Many recreations are consumption recreations. When you shop for souvenirs or check out the local cuisine, you are being a consumer and your participation depends on your ability to provide funds and highlights your desire for something you don’t already have. Not a bad thing. But since we’re talking about practicing contentment, there are other recreations that are more supportive of the practice of contentment AND more empowering in that they are free. Those are the recreations I like to seek out. Hiking and site-seeing are great examples of non-consuming recreations. Even simply having my camera with me and focusing on photographing the city around me can be a really effective way to take my attention off of a desire to consume and invest it instead in a desire to create.
While there may be factors limiting what or how I can recreationally consume, there’s nothing stopping me from photography, writing, or sketching. Those recreations are empowering in a way that consumption recreations are not.
4. The travel we did for my sister’s adoption was so powerful that if I even think about it, it seems to ground me. It reminds me how unimportant stuff is compared to the things that really matter. And honestly, being with family is always at the top of my interest pyramid, so that joy and interest will trump any other distraction.
Even when I’m traveling and can’t be with my family, remembering anecdotes from my time with them can be helpful.
For instance yesterday when I found myself doing that covetous version of people-watching I do, I redirected my thoughts to my nephew. I started thinking about what I’d say in my next postcard to him.
Living simply is the first step of this discipline. That’s the part that, for a variety of reasons, came pretty easily to me.
The next step of the discipline was to live simply even when it wasn’t convenient. After 3 years of nomadic life, I feel I’ve learned to do that pretty well too.
But this last, most important step is a challenge. Practicing an attitude of contentment for the times you choose simplicity over convenience.
Because being a covetous minimalist is nothing to be proud of.

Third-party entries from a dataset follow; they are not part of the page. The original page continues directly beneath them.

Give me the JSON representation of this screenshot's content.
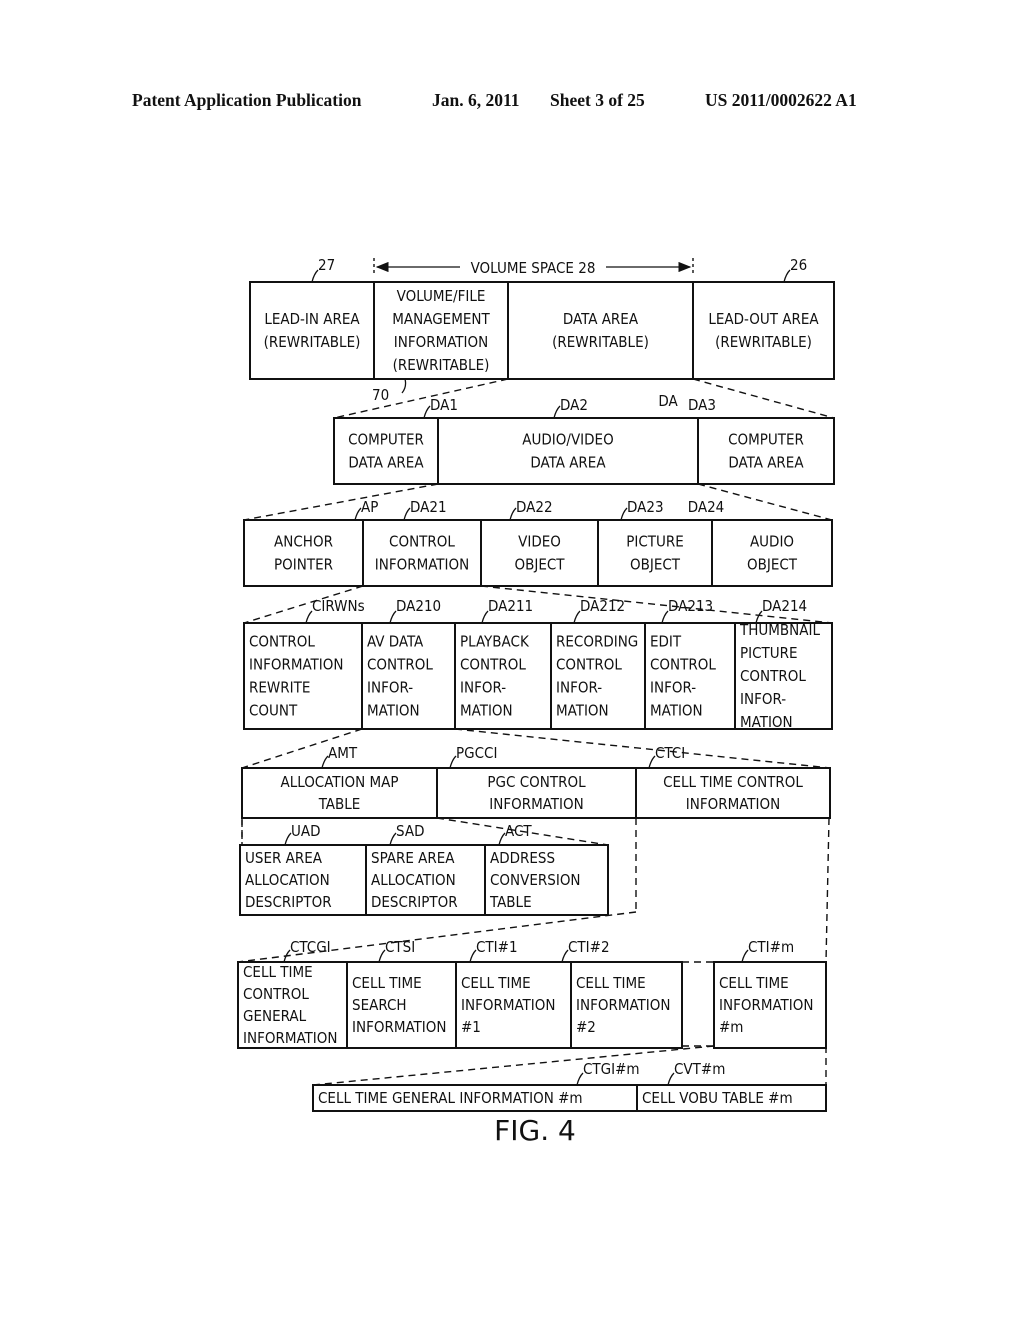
{
  "header": {
    "publication": "Patent Application Publication",
    "date": "Jan. 6, 2011",
    "sheet": "Sheet 3 of 25",
    "number": "US 2011/0002622 A1"
  },
  "figure_label": "FIG. 4",
  "volume_space_label": "VOLUME SPACE 28",
  "rows": [
    {
      "id": "disc-layout",
      "boxes": [
        {
          "ref": "27",
          "lines": [
            "LEAD-IN AREA",
            "(REWRITABLE)"
          ]
        },
        {
          "ref": "70",
          "lines": [
            "VOLUME/FILE",
            "MANAGEMENT",
            "INFORMATION",
            "(REWRITABLE)"
          ]
        },
        {
          "ref": "DA",
          "lines": [
            "DATA AREA",
            "(REWRITABLE)"
          ]
        },
        {
          "ref": "26",
          "lines": [
            "LEAD-OUT AREA",
            "(REWRITABLE)"
          ]
        }
      ]
    },
    {
      "id": "data-area",
      "boxes": [
        {
          "ref": "DA1",
          "lines": [
            "COMPUTER",
            "DATA AREA"
          ]
        },
        {
          "ref": "DA2",
          "lines": [
            "AUDIO/VIDEO",
            "DATA AREA"
          ]
        },
        {
          "ref": "DA3",
          "lines": [
            "COMPUTER",
            "DATA AREA"
          ]
        }
      ]
    },
    {
      "id": "av-data-area",
      "boxes": [
        {
          "ref": "AP",
          "lines": [
            "ANCHOR",
            "POINTER"
          ]
        },
        {
          "ref": "DA21",
          "lines": [
            "CONTROL",
            "INFORMATION"
          ]
        },
        {
          "ref": "DA22",
          "lines": [
            "VIDEO",
            "OBJECT"
          ]
        },
        {
          "ref": "DA23",
          "lines": [
            "PICTURE",
            "OBJECT"
          ]
        },
        {
          "ref": "DA24",
          "lines": [
            "AUDIO",
            "OBJECT"
          ]
        }
      ]
    },
    {
      "id": "control-information",
      "boxes": [
        {
          "ref": "CIRWNs",
          "lines": [
            "CONTROL",
            "INFORMATION",
            "REWRITE",
            "COUNT"
          ]
        },
        {
          "ref": "DA210",
          "lines": [
            "AV DATA",
            "CONTROL",
            "INFOR-",
            "MATION"
          ]
        },
        {
          "ref": "DA211",
          "lines": [
            "PLAYBACK",
            "CONTROL",
            "INFOR-",
            "MATION"
          ]
        },
        {
          "ref": "DA212",
          "lines": [
            "RECORDING",
            "CONTROL",
            "INFOR-",
            "MATION"
          ]
        },
        {
          "ref": "DA213",
          "lines": [
            "EDIT",
            "CONTROL",
            "INFOR-",
            "MATION"
          ]
        },
        {
          "ref": "DA214",
          "lines": [
            "THUMBNAIL",
            "PICTURE",
            "CONTROL",
            "INFOR-",
            "MATION"
          ]
        }
      ]
    },
    {
      "id": "av-data-control",
      "boxes": [
        {
          "ref": "AMT",
          "lines": [
            "ALLOCATION MAP",
            "TABLE"
          ]
        },
        {
          "ref": "PGCCI",
          "lines": [
            "PGC CONTROL",
            "INFORMATION"
          ]
        },
        {
          "ref": "CTCI",
          "lines": [
            "CELL TIME CONTROL",
            "INFORMATION"
          ]
        }
      ]
    },
    {
      "id": "allocation-map",
      "boxes": [
        {
          "ref": "UAD",
          "lines": [
            "USER AREA",
            "ALLOCATION",
            "DESCRIPTOR"
          ]
        },
        {
          "ref": "SAD",
          "lines": [
            "SPARE AREA",
            "ALLOCATION",
            "DESCRIPTOR"
          ]
        },
        {
          "ref": "ACT",
          "lines": [
            "ADDRESS",
            "CONVERSION",
            "TABLE"
          ]
        }
      ]
    },
    {
      "id": "cell-time-control",
      "boxes": [
        {
          "ref": "CTCGI",
          "lines": [
            "CELL TIME",
            "CONTROL",
            "GENERAL",
            "INFORMATION"
          ]
        },
        {
          "ref": "CTSI",
          "lines": [
            "CELL TIME",
            "SEARCH",
            "INFORMATION"
          ]
        },
        {
          "ref": "CTI#1",
          "lines": [
            "CELL TIME",
            "INFORMATION",
            "#1"
          ]
        },
        {
          "ref": "CTI#2",
          "lines": [
            "CELL TIME",
            "INFORMATION",
            "#2"
          ]
        },
        {
          "ref": "CTI#m",
          "lines": [
            "CELL TIME",
            "INFORMATION",
            "#m"
          ]
        }
      ]
    },
    {
      "id": "cell-time-information",
      "boxes": [
        {
          "ref": "CTGI#m",
          "lines": [
            "CELL TIME GENERAL INFORMATION #m"
          ]
        },
        {
          "ref": "CVT#m",
          "lines": [
            "CELL VOBU TABLE #m"
          ]
        }
      ]
    }
  ]
}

Now I’m curious. Are there disciplines that you try to keep throughout your everyday life? And does travel assist or complicate those disciplines? And are there others out there experimenting with minimalism?